FRIDAY, Sept. 4, 2020 (HealthDay News) -- Face masks and hand-washing are a good start, but to protect your kids from the coronavirus you'll need to up your game on the road, too, a leading pediatricians' group says.
There are a number of things parents should do to protect children from COVID-19 infection when they're traveling in cars or using other types of transportation, according to the American Academy of Pediatrics (AAP).
As always, children in vehicles should be properly restrained in an appropriate car safety seat, belt-positioning booster seat, travel vest or seat belt.
The U.S. Centers for Disease Control and Prevention recommends that surfaces be disinfected. However, disinfectant chemicals can weaken the strength of car safety seats and seat belts, possibly affecting their effectiveness in a crash, according to the academy.
In most cases, all parts of car safety seats and vehicle seat belts can only be cleaned with mild detergent and water.
Because car safety seats and seat belts can't be disinfected, you should take other measures to prevent transmission of the coronavirus when children are in vehicles, the AAP advised.
Those precautions include: physical/social distancing; using cloth face coverings; and hand hygiene. Parents and caregivers of children with special needs (such as compromised immune systems, tracheostomy tubes, or use of a wheelchair) must take the child's specific needs into account when developing a transportation plan, the academy said in a news release.
Here are some other guidelines from the pediatricians' group:
If a car safety seat or seat belt is always used by the same person and no one else, and the person doesn't have symptoms of COVID-19, routine cleaning is appropriate.
If an adult or child has tested positive for the new coronavirus, clean any seat or restraint device that the person had contact with or was within 6 feet of. Vehicle seats may be disinfected. Remove car safety seats from the vehicle and store out of reach or in a securely tied plastic bag for a few days, after which you may clean and use them again.
If an infected person used a seat belt, avoid using that seat position for a few days. After that, the seat and seat belt may be cleaned and used again. If you have another vehicle available, consider using it during this period.
Use public transit sparingly and only if necessary. All riders should practice physical distancing, wear cloth face coverings, and use hand sanitizer often. For added safety, passengers may consider wearing eye protection.
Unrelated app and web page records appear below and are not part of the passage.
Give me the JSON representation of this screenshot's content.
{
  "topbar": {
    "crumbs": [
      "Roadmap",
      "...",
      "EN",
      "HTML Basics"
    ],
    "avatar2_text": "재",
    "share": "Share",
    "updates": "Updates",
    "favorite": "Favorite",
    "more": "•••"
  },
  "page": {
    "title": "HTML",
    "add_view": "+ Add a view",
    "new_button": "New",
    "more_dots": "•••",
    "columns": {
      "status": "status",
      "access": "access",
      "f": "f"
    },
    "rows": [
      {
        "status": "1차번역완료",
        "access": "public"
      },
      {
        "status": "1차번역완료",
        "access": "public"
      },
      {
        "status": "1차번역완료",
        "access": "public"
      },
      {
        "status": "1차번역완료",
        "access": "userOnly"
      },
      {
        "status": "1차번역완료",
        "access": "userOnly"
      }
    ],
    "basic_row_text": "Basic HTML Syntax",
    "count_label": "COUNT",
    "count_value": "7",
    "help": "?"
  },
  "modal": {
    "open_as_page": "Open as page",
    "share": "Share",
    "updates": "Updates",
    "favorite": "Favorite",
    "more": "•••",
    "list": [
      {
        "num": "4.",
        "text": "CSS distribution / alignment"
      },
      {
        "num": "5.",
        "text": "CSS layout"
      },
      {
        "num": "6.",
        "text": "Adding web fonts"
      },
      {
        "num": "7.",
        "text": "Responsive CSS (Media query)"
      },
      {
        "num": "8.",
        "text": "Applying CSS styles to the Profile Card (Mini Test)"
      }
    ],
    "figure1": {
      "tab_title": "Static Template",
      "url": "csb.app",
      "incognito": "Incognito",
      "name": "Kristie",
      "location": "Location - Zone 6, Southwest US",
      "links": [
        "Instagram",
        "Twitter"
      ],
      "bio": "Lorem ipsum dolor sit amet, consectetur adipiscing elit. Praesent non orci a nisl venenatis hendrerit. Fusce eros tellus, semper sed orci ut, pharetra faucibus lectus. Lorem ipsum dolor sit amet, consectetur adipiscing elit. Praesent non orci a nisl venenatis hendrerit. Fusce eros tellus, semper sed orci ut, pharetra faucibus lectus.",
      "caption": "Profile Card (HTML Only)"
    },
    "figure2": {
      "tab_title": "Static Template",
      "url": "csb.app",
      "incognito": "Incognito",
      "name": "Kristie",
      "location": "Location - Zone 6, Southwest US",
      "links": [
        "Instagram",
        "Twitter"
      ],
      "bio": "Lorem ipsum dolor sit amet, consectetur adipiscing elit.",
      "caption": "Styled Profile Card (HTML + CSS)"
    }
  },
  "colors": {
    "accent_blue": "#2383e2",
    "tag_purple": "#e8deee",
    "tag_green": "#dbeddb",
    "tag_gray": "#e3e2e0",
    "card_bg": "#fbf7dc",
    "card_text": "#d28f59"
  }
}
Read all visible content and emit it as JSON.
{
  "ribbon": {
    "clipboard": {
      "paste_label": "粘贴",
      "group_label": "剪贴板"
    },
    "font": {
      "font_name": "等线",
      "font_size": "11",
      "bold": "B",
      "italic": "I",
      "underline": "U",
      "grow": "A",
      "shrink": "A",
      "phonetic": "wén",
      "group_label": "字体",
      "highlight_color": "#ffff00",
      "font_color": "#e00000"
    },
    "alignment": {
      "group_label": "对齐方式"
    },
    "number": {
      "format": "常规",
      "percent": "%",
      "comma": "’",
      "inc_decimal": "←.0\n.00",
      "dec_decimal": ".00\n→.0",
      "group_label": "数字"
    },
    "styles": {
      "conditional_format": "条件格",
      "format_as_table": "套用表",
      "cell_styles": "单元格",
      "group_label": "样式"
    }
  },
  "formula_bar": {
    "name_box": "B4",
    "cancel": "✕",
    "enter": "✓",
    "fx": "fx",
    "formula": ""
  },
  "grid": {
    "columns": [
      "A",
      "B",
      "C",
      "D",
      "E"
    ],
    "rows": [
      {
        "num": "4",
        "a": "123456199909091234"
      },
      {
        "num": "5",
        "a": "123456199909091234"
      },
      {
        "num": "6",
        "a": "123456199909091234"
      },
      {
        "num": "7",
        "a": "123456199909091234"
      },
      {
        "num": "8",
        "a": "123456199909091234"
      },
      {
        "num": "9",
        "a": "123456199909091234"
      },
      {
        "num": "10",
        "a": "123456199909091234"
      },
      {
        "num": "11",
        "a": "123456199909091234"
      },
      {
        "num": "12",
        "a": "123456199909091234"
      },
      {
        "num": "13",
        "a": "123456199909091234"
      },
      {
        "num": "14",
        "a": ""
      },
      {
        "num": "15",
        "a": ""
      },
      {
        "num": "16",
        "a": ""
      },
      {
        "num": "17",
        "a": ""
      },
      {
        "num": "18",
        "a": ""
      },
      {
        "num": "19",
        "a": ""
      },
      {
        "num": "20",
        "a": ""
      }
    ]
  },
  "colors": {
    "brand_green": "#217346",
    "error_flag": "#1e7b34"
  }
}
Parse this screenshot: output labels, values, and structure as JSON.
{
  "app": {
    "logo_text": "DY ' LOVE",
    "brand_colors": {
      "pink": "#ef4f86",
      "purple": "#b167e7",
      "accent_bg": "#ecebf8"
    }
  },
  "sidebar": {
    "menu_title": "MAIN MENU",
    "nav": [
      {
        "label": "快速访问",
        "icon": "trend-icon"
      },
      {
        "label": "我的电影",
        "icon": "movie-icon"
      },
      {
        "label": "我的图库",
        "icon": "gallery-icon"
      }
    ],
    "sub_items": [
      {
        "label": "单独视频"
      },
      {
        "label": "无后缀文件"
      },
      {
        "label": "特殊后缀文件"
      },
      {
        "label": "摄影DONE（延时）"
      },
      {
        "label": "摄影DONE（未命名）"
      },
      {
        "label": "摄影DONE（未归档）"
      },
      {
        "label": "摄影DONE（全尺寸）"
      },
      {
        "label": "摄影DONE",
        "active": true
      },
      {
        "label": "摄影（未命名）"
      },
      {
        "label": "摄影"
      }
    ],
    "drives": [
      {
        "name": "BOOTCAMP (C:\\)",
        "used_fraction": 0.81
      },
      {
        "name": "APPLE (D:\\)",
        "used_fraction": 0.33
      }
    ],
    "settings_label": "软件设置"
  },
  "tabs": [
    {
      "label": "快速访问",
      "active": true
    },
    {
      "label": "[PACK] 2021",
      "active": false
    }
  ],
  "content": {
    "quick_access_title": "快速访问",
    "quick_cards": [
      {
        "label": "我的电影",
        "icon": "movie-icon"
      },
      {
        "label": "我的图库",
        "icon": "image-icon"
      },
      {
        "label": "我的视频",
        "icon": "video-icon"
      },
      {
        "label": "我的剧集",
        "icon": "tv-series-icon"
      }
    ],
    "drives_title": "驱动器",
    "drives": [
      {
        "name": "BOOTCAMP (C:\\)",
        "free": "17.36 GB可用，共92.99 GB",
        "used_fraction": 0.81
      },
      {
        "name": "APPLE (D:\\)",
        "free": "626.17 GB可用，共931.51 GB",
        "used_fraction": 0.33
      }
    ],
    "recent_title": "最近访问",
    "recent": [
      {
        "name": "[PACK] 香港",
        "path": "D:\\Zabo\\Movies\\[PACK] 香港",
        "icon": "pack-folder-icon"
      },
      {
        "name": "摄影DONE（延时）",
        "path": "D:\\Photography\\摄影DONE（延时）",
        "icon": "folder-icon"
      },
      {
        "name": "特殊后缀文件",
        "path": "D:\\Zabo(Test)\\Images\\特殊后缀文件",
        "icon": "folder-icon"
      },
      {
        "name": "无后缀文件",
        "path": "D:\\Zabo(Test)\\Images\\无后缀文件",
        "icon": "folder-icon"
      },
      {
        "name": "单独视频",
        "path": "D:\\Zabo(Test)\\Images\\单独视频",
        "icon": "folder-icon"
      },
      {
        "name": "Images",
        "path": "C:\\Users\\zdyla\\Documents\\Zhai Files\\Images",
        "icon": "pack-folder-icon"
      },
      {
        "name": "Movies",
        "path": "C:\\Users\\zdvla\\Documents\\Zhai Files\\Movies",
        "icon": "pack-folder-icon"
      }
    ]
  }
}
The U.S. Centers for Disease Control and Prevention has more on COVID-19 protection.
SOURCE: American Academy of Pediatrics, news release